But all of these cheery metrics don’t mean that creative people are blissfully whistling down the sidewalk with paintbrush in one hand and a bulletproof sense of self-worth in their pocket. Being a creative is deeply, deeply terrifying. According to a new report released by Adobe — which is full of really interesting information and statistics — creatives lie awake at night, worried about our ability to keep pace with others, to make enough stuff, to stay informed, and, of course, to support ourselves financially.

creative fearsThe report finds that the top two concerns for creatives are the pressure to deliver great content and ideas faster than ever, followed narrowly by fears of being financially insecure. Other fears include being misunderstood (a legitimate concern) and not being sufficiently trained in new skills.

That final worry — that our skill-set isn’t up to snuff — speaks volumes about the industries that creatives operate in. Whether it’s the Adobe Creative suite, rapidly changing social media networks, or the seemingly never-ending onslaught of new camera technology, just staying competitive can seem like a full-time job.

In fact, Adobe found, 80% of creatives surveyed believe that they’re expected to learn new tools and techniques, and 75% agreed that they would fall behind if they didn’t actively stay current with all of the industry’s changes.

The fear of being financially unstable is also a very real one. Entrepreneur and author Ted Leonhardt points out that creatives are simply more vulnerable to being underpaid than other workers.

“The reason is really quite simple,” he explains, “It is because the work that we do is completely personal.”

Having a deep personal connection to our own work can make it difficult to ask for what we’re worth; add to that the fact that many clients simply don’t value the work we do, and that traditionally, getting away with under-paying or outright stiffing freelancers hasn’t been that hard to do, and you’ve got a climate of tentative finances, at best.

Fortunately, some of these fears have concrete solutions.
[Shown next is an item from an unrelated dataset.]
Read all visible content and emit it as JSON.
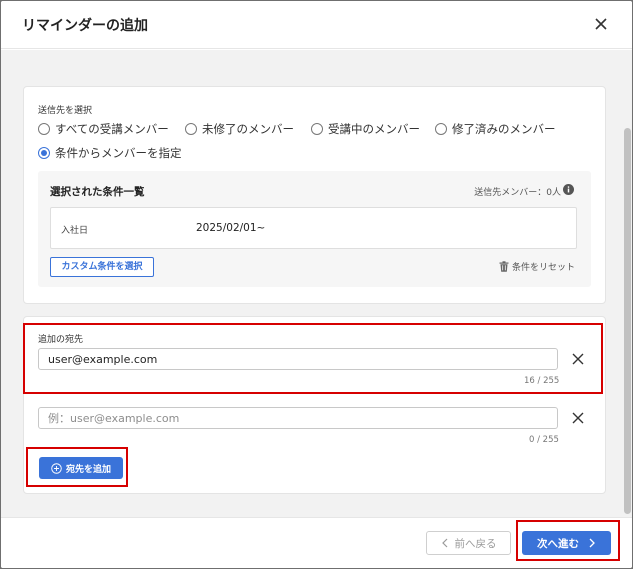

Access to education (oh, hey there. Have you checked out our class calendar?) through online communities has become such a hot trend that even traditional bastions of higher ed have gotten in on the game, and collaboration with other creatives is a desire that many often-solitary freelancers and contractors identified as a way to help assuage concerns about keeping pace and creating enough content. Co-working spaces and other community-minded projects are cropping up around the world, encouraging creatives to face their fears together.
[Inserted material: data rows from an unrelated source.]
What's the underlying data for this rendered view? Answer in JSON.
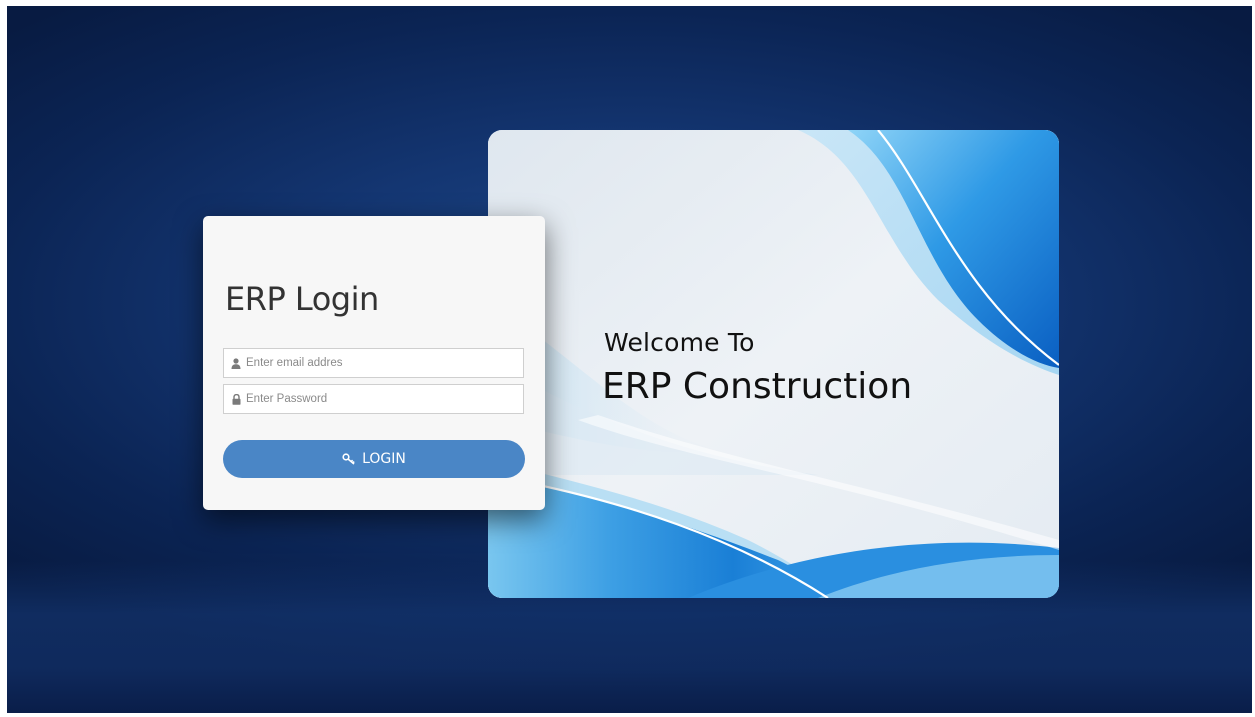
{
  "welcome": {
    "line1": "Welcome To",
    "line2": "ERP Construction"
  },
  "login": {
    "title": "ERP Login",
    "email_placeholder": "Enter email addres",
    "email_value": "",
    "password_placeholder": "Enter Password",
    "password_value": "",
    "button_label": "LOGIN"
  },
  "icons": {
    "email": "user-icon",
    "password": "lock-icon",
    "button": "key-icon"
  },
  "colors": {
    "background": "#143672",
    "button": "#4a86c6",
    "card": "#f7f7f7",
    "accent_wave": "#1a7fd6"
  }
}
There’s also been a high degree of advocacy for freelancers in the last several years. Sara Horowitz’s Freelancers Union has worked to foster a community that encourages sharing, as well as to get real legislation passed that would protect freelancers from non-payment. Reporting notorious non-payers has empowered freelancers to speak up and demand more.

Freelancers, solo artists, contractors, and even full-time workers who sometimes freelance may not be quantified by traditional labor statistics, but Adobe’s survey proves one thing: We are a real class of workers, and we have real, legitimate fears.